Socrates and the Paradox of Spiritual Maturity
Devotional thought of the day:
25 Brothers, pray for us! 1 Thessalonians 5:25 (ESV)
318 Place yourself before the Lord each day and tell him slowly and in all earnestness, like the man in the Gospel who was in such great need, Domine, ut videam! —Lord, that I may see!; that I may see what you expect from me, and struggle to be faithful to you.
An oracle once identified the smartest man of his time, the philosopher Socrates. When asked about this Socrates thought and said the statement is not based on how much Socrates knew, but that Socrates realized how much he didn’t know.
Spiritual maturity is like that, the more mature we become, the more we need to pray, the more we need others to pray for us.
I think society has become confused as to what maturity is, about what it looks like. I think the problem has to do when we consider independence a necessary part of maturity. It is as if we measure maturity based on how much we can do for ourselves. That is because our ability to be independent parallels our physical and emotional growth, but that doesn’t mean being independent is an aspect of maturity, or for that matter is good.
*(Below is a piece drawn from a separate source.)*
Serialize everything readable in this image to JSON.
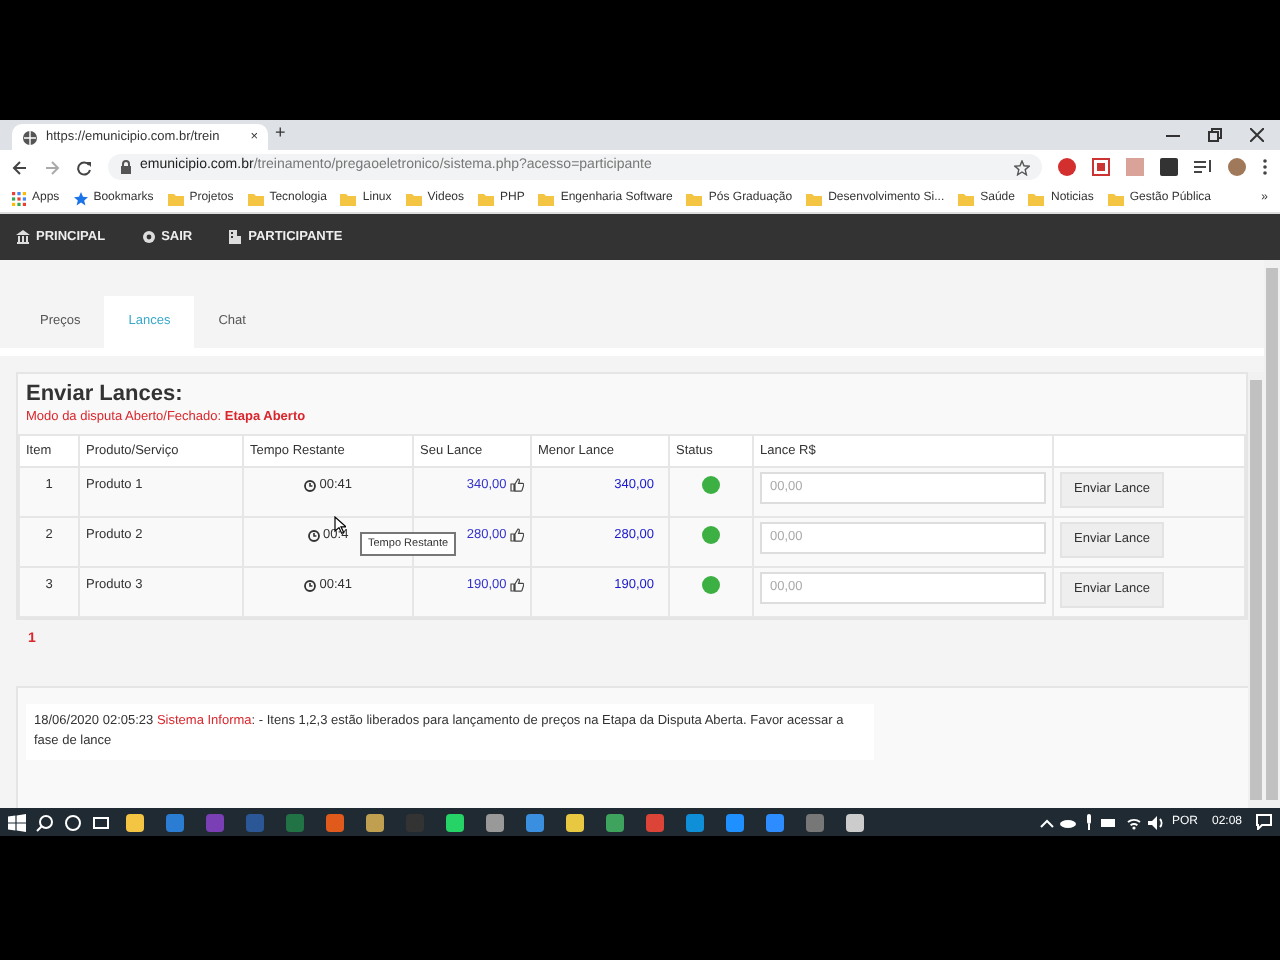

I would tie interdependence to physical and even emotional maturity before I would think about independence.Being part of a community, being a part of family, being married, these things require interdependence. Maturity can require a giving up of self. A sense of sacrifice, a sense of commitment.
If that is true in regards to physical maturity, I would suggest that it is even more true in regards to spiritual maturity. That we don’t become independent of God, but that we see our life more connected to Him, as well we become more connected to the family of God!
Like Socrates view of his intelligence, a spiritually mature person will run to God in prayer, will not hesitate to ask others to pray for them.
That is the paradox, you become spiritually mature by becoming more dependent on God, more aware of His work in your life, more content and at peace, knowing the Spirit is here, and that this life is not all there is, there is something far more… The more spiritually mature we are, the more we end up appreciating the sacraments, the time where God’s grace is showered upon us. Likewise our time in meditation on God’s love, that marks as us His in baptism, and our time laying in His hands all our burdens, all the things that cause anxiety.
It’s not easy though, to take such time. Hence, the request for pray, even as Paul did. Please pray for me! And for all who minister to others.
Lord help us all to take the time, to know and to ponder this basic truth.
There is God, and we are His.
Knowing that, may we cry out for the mercy that will enable us to see you! AMEN!
Escriva, Josemaria. The Forge (Kindle Locations 1273-1276). Scepter Publishers. Kindle Edition.
Posted on June 21, 2016, in Devotions, The Forge and tagged apostolate, prayer, spiritual maturity, St. Josemaria Escriva, the presence of God, walking with God. Bookmark the permalink. Leave a comment.